Skip over navigation

Want more?

See Readers' Notes about this SparkNote.

Log in or create an account to access!
Show inline popup



General Info


Plot Overview

Important Terms

Summary and Analysis

Book I

Book II

Book III, Chapters 1–8

Book III, Chapters 9–18

Book IV, Chapters 1–10

Book IV, Chapters 11–16

Book V, Chapters 1–7

Book V, Chapters 8–12

Book VI

Book VII, Chapters 1–12

Book VII, Chapters 13–17


Overall Analysis

Study Tools

Study Questions and Suggested Essay Topics


Suggestions for Further Reading

How to Cite This SparkNote

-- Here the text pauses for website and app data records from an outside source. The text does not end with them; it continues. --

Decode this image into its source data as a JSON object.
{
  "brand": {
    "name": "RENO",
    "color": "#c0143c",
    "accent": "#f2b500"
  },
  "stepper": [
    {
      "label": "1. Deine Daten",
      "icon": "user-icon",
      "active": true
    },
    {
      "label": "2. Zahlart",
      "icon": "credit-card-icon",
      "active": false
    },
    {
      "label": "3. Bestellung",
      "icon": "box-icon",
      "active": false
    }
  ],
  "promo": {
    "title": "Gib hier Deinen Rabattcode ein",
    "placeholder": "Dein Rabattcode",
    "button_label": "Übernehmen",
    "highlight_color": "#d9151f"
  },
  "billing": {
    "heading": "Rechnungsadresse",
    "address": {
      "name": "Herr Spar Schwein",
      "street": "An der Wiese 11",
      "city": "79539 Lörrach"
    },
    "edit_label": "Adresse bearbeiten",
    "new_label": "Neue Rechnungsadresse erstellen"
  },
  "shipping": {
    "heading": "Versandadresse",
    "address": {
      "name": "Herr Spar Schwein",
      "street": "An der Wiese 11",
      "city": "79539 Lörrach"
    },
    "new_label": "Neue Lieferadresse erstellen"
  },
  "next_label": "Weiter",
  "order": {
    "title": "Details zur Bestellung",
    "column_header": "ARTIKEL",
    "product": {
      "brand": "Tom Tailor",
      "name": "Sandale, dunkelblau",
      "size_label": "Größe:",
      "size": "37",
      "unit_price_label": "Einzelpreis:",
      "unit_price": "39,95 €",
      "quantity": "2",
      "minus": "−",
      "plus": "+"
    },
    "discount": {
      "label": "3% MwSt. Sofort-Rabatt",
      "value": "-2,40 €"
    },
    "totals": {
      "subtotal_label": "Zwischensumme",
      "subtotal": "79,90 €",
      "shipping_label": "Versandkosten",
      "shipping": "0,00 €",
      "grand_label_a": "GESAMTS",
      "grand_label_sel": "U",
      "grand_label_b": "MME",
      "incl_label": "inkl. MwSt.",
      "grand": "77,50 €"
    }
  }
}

More Help

Previous Next
The Mere Acquisition of Coin

by readingthegreat, July 25, 2013

Early in book one, Aristotle states, “for mankind always act in order to obtain that which they think good.” The wording of “they think” in his statement implies that humankind seeks “good” based on their subjective definition of the term. If humankind seeks what they think is good, it naturally falls that individuals will seek what they believe to be good for themselves, which then seems to lead naturally to the accumulation of coin because of its ability to bring material comforts.

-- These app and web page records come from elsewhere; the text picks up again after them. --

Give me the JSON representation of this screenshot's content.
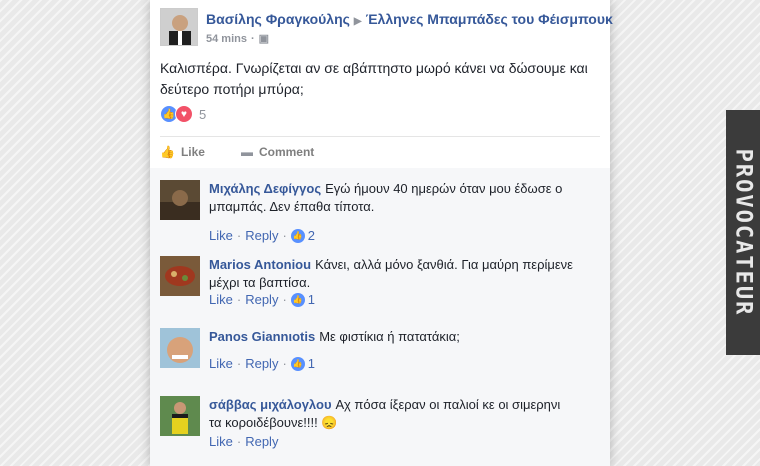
{
  "post": {
    "author": "Βασίλης Φραγκούλης",
    "group": "Έλληνες Μπαμπάδες του Φέισμπουκ",
    "time": "54 mins",
    "text_line1": "Καλισπέρα. Γνωρίζεται αν σε αβάπτηστο μωρό κάνει να δώσουμε και",
    "text_line2": "δεύτερο ποτήρι μπύρα;",
    "reaction_count": "5"
  },
  "actions": {
    "like": "Like",
    "comment": "Comment"
  },
  "comments": [
    {
      "author": "Μιχάλης Δεφίγγος",
      "line1": "Εγώ ήμουν 40 ημερών όταν μου έδωσε ο",
      "line2": "μπαμπάς. Δεν έπαθα τίποτα.",
      "like": "Like",
      "reply": "Reply",
      "likes": "2"
    },
    {
      "author": "Marios Antoniou",
      "line1": "Κάνει, αλλά μόνο ξανθιά. Για μαύρη περίμενε",
      "line2": "μέχρι τα βαπτίσα.",
      "like": "Like",
      "reply": "Reply",
      "likes": "1"
    },
    {
      "author": "Panos Giannιotis",
      "line1": "Με φιστίκια ή πατατάκια;",
      "line2": "",
      "like": "Like",
      "reply": "Reply",
      "likes": "1"
    },
    {
      "author": "σάββας μιχάλογλου",
      "line1": "Αχ πόσα ίξεραν οι παλιοί κε οι σιμερηνι",
      "line2": "τα κοροιδέβουνε!!!! 😞",
      "like": "Like",
      "reply": "Reply",
      "likes": ""
    }
  ],
  "watermark": "PROVOCATEUR",
  "colors": {
    "link": "#365899",
    "like_blue": "#5890ff",
    "love_red": "#f25268"
  }
}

I want to believe that money does not b... Read more


29 out of 38 people found this helpful